Arizona Public Media budget cut is disturbing
The University of Arizona “budget reality” cut to Arizona Public Media funding is disturbing. KUAZ, KUAT, and NPR are rich intellectual sources for our community. The stated reason for cutting their funding — to free up dollars for research and other UA needs — seems disingenuous.
The reality is that, since President Ann Weaver Hart took office, precious taxpayer resources have been diverted to pay astronomical salaries to newly hired administrators, whose collective publicly reported compensation is in the millions, while longstanding dedicated employees have seen little, if any, increase in their salaries over the years.
If these hires truly reflect a “budget reality” that should supplant the intellectual contributions made by AZPM, then that’s a troubling reality. Replacing intellectual content with bureaucracy is a travesty.
Huppenthal a disgrace to his office, state
Re: the June 19 article “Huppenthal admits anonymous posts.”
In an astonishing article that belonged above the front-page fold instead of on Page 5, the Star reported that, for at least three years, Arizona Superintendent of Public Education John Huppenthal has anonymously used two blog posts to — among other things — call disadvantaged Arizonans “lazy pigs,” compare Planned Parenthood founder Margaret Sanger to “the Nazis” and blast increased funding of Child Protective Services as a waste of money.
Huppenthal’s post-exposure apology — “I sincerely regret if my comments have offended anyone” — is worse than meaningless. The person elected to a high state office responsible for equitable treatment of all of Arizona’s students in all of its public schools has electronically revealed himself — in anonymous, cowardly fashion — to be a right-wing bigot.
Arizona is one of only 14 states that elects its Superintendent of Public Education. Huppenthal should be recalled at once. Better yet, if he can muster the necessary character, he should do the honorable thing: resign immediately and stop disgracing his office.
Professional fundraiser, Tucson
Wake up: NPR is thought provoking
Re: the June 21 letter “Cat need a sleeping pill? Just tune in NPR.”
For some time I have been too busy to respond to any letter to the editor. But when I read Andrew Gullo’s letter about NPR helping his cat (and him) sleep, I felt it required a loud and clear response.
As a veterinarian I can understand how NPR may help his cat sleep, but as a reasonably intelligent, contemplative and interested individual, I have no idea how anyone could find NPR as anything less than thought provoking and intellectually stimulating.
When I am traveling by car and the NPR reception begins to fade, I know I will find nothing else worth listening to.

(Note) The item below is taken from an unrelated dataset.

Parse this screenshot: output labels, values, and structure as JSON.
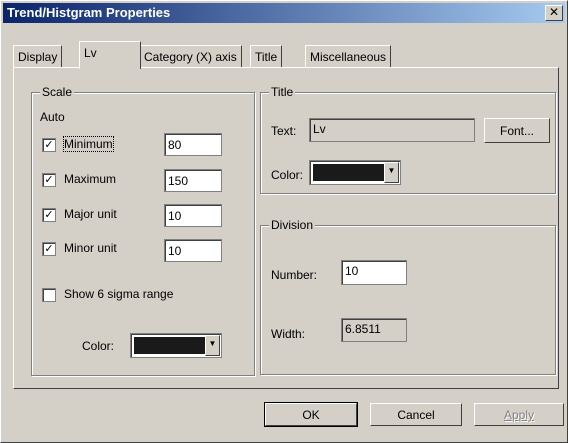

Create interagency hotshot crews
Nearing the first anniversary of the Yarnell Fire, firefighters across the country still mourn the tragedy. Another crew loss, though not deadly, is losing the Ironwood Hotshot Crew of Northwest Fire at the end of this year. It will be unfortunate to see a nationally recognized crew disband after 20 years of wildfire suppression and disaster assistance.
The Tucson Basin needs a hotshot crew. The Coronado National Forest brings in out-of-area hotshot crews to be on standby. Couldn’t this local resource be saved by federal and state partnering to finance the Ironwood Crew? This model works in Utah where the Alta Hotshot Crew (since 2001) is financed by both the U.S. Forest Service and Utah Division of Forestry. Support of the crew would be shared by three agencies; thus, reducing the strain on Northwest Fire District, and saving dollars the Forest Service spends staging out of area crews here.
I hope that all three agencies will consider sharing the expense of keeping Ironwood Interagency Hotshot Crew.
Retired US Forest Service, Rio Rico
AZ politicians must stop negative antics
Questions for Arizona voters:
How many times will the voters allow elected officials to cast a negative perception of Arizona to our nation and possibly the world?
Are taunting, pettiness, meanness and bigotry what we want our children to look up to? How can we ask the administrators, teachers, parents and students to set and achieve high standards when the highest ranking public official in charge of the state education system demonstrates a lack of integrity and inclusiveness?
What company would want to establish a business and employ people in a state that has such a questionable educational leader? What are the voters going to do next November?